# Task requirements
Please reproduce all of the lines below, word for word and in full.

# Information shown
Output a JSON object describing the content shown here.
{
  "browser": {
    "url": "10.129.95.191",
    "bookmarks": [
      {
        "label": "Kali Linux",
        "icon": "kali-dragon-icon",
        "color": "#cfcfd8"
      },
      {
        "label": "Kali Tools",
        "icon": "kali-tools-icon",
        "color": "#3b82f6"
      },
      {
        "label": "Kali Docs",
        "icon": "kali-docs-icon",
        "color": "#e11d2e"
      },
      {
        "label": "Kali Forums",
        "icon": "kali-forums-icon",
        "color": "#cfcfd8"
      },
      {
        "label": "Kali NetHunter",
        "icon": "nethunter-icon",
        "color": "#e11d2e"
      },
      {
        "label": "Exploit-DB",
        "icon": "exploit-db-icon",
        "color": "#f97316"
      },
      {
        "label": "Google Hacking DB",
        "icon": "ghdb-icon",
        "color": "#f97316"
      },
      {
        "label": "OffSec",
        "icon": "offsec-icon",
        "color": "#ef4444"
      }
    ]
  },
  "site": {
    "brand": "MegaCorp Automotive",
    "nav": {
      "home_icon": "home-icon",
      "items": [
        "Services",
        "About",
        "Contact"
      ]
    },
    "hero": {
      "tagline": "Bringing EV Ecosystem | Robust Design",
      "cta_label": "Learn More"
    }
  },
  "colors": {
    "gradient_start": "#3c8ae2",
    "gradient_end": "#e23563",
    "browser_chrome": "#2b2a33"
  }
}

# Finished task
Output a JSON object describing the content shown here.
{
  "browser": {
    "url": "10.129.95.191",
    "bookmarks": [
      {
        "label": "Kali Linux",
        "icon": "kali-dragon-icon",
        "color": "#cfcfd8"
      },
      {
        "label": "Kali Tools",
        "icon": "kali-tools-icon",
        "color": "#3b82f6"
      },
      {
        "label": "Kali Docs",
        "icon": "kali-docs-icon",
        "color": "#e11d2e"
      },
      {
        "label": "Kali Forums",
        "icon": "kali-forums-icon",
        "color": "#cfcfd8"
      },
      {
        "label": "Kali NetHunter",
        "icon": "nethunter-icon",
        "color": "#e11d2e"
      },
      {
        "label": "Exploit-DB",
        "icon": "exploit-db-icon",
        "color": "#f97316"
      },
      {
        "label": "Google Hacking DB",
        "icon": "ghdb-icon",
        "color": "#f97316"
      },
      {
        "label": "OffSec",
        "icon": "offsec-icon",
        "color": "#ef4444"
      }
    ]
  },
  "site": {
    "brand": "MegaCorp Automotive",
    "nav": {
      "home_icon": "home-icon",
      "items": [
        "Services",
        "About",
        "Contact"
      ]
    },
    "hero": {
      "tagline": "Bringing EV Ecosystem | Robust Design",
      "cta_label": "Learn More"
    }
  },
  "colors": {
    "gradient_start": "#3c8ae2",
    "gradient_end": "#e23563",
    "browser_chrome": "#2b2a33"
  }
}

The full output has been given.